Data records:
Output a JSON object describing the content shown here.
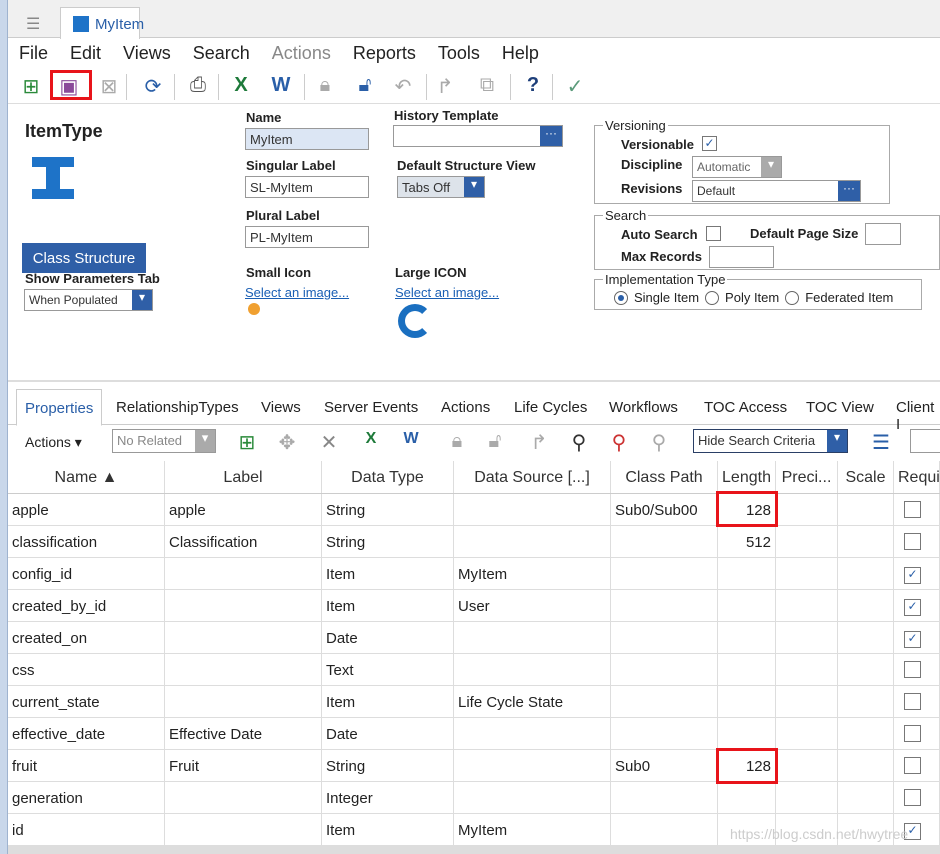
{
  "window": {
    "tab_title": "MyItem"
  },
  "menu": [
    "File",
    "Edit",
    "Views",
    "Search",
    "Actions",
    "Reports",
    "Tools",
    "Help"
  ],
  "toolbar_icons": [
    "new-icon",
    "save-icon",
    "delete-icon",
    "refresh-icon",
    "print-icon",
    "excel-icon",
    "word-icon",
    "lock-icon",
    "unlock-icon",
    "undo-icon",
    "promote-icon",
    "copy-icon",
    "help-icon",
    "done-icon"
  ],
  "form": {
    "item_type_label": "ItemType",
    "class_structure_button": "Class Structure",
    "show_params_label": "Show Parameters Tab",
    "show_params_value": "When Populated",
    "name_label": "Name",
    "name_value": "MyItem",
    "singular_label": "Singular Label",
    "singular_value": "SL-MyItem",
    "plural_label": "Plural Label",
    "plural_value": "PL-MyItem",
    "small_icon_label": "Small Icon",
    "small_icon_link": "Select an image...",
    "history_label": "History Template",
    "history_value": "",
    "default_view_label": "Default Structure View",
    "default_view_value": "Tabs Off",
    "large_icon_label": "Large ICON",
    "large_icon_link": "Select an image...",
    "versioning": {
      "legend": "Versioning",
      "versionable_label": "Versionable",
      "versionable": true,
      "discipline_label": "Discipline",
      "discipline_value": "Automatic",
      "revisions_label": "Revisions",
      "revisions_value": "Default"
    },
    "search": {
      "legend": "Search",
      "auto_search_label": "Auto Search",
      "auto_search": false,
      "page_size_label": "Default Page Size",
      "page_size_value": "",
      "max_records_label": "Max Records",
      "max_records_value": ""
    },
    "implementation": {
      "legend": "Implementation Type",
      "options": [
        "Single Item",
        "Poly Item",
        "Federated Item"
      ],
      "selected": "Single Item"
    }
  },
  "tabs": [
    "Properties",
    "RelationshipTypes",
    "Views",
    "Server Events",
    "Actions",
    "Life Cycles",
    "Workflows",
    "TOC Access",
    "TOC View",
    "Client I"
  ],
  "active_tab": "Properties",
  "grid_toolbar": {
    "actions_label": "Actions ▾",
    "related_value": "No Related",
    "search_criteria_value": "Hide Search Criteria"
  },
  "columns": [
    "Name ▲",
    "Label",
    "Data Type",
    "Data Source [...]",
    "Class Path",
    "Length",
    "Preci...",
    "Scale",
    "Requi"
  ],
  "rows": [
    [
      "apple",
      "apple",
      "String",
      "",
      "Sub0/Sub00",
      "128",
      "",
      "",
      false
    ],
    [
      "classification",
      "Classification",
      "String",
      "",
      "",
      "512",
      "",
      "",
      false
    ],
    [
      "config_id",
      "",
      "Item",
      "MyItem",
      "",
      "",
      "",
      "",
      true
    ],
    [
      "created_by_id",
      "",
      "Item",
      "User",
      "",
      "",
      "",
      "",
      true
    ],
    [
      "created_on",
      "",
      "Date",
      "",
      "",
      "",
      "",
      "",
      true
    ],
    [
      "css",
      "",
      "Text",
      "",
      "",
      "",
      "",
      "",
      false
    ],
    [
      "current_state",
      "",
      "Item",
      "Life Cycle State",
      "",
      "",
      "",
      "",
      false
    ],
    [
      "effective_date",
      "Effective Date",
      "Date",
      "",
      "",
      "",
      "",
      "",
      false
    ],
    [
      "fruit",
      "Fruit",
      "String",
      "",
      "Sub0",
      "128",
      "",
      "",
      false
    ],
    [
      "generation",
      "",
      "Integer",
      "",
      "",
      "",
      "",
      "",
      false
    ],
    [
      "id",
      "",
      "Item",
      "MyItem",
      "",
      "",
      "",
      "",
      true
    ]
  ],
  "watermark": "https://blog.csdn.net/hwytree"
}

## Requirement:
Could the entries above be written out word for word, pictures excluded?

## Task result:
Output a JSON object describing the content shown here.
{
  "window": {
    "tab_title": "MyItem"
  },
  "menu": [
    "File",
    "Edit",
    "Views",
    "Search",
    "Actions",
    "Reports",
    "Tools",
    "Help"
  ],
  "toolbar_icons": [
    "new-icon",
    "save-icon",
    "delete-icon",
    "refresh-icon",
    "print-icon",
    "excel-icon",
    "word-icon",
    "lock-icon",
    "unlock-icon",
    "undo-icon",
    "promote-icon",
    "copy-icon",
    "help-icon",
    "done-icon"
  ],
  "form": {
    "item_type_label": "ItemType",
    "class_structure_button": "Class Structure",
    "show_params_label": "Show Parameters Tab",
    "show_params_value": "When Populated",
    "name_label": "Name",
    "name_value": "MyItem",
    "singular_label": "Singular Label",
    "singular_value": "SL-MyItem",
    "plural_label": "Plural Label",
    "plural_value": "PL-MyItem",
    "small_icon_label": "Small Icon",
    "small_icon_link": "Select an image...",
    "history_label": "History Template",
    "history_value": "",
    "default_view_label": "Default Structure View",
    "default_view_value": "Tabs Off",
    "large_icon_label": "Large ICON",
    "large_icon_link": "Select an image...",
    "versioning": {
      "legend": "Versioning",
      "versionable_label": "Versionable",
      "versionable": true,
      "discipline_label": "Discipline",
      "discipline_value": "Automatic",
      "revisions_label": "Revisions",
      "revisions_value": "Default"
    },
    "search": {
      "legend": "Search",
      "auto_search_label": "Auto Search",
      "auto_search": false,
      "page_size_label": "Default Page Size",
      "page_size_value": "",
      "max_records_label": "Max Records",
      "max_records_value": ""
    },
    "implementation": {
      "legend": "Implementation Type",
      "options": [
        "Single Item",
        "Poly Item",
        "Federated Item"
      ],
      "selected": "Single Item"
    }
  },
  "tabs": [
    "Properties",
    "RelationshipTypes",
    "Views",
    "Server Events",
    "Actions",
    "Life Cycles",
    "Workflows",
    "TOC Access",
    "TOC View",
    "Client I"
  ],
  "active_tab": "Properties",
  "grid_toolbar": {
    "actions_label": "Actions ▾",
    "related_value": "No Related",
    "search_criteria_value": "Hide Search Criteria"
  },
  "columns": [
    "Name ▲",
    "Label",
    "Data Type",
    "Data Source [...]",
    "Class Path",
    "Length",
    "Preci...",
    "Scale",
    "Requi"
  ],
  "rows": [
    [
      "apple",
      "apple",
      "String",
      "",
      "Sub0/Sub00",
      "128",
      "",
      "",
      false
    ],
    [
      "classification",
      "Classification",
      "String",
      "",
      "",
      "512",
      "",
      "",
      false
    ],
    [
      "config_id",
      "",
      "Item",
      "MyItem",
      "",
      "",
      "",
      "",
      true
    ],
    [
      "created_by_id",
      "",
      "Item",
      "User",
      "",
      "",
      "",
      "",
      true
    ],
    [
      "created_on",
      "",
      "Date",
      "",
      "",
      "",
      "",
      "",
      true
    ],
    [
      "css",
      "",
      "Text",
      "",
      "",
      "",
      "",
      "",
      false
    ],
    [
      "current_state",
      "",
      "Item",
      "Life Cycle State",
      "",
      "",
      "",
      "",
      false
    ],
    [
      "effective_date",
      "Effective Date",
      "Date",
      "",
      "",
      "",
      "",
      "",
      false
    ],
    [
      "fruit",
      "Fruit",
      "String",
      "",
      "Sub0",
      "128",
      "",
      "",
      false
    ],
    [
      "generation",
      "",
      "Integer",
      "",
      "",
      "",
      "",
      "",
      false
    ],
    [
      "id",
      "",
      "Item",
      "MyItem",
      "",
      "",
      "",
      "",
      true
    ]
  ],
  "watermark": "https://blog.csdn.net/hwytree"
}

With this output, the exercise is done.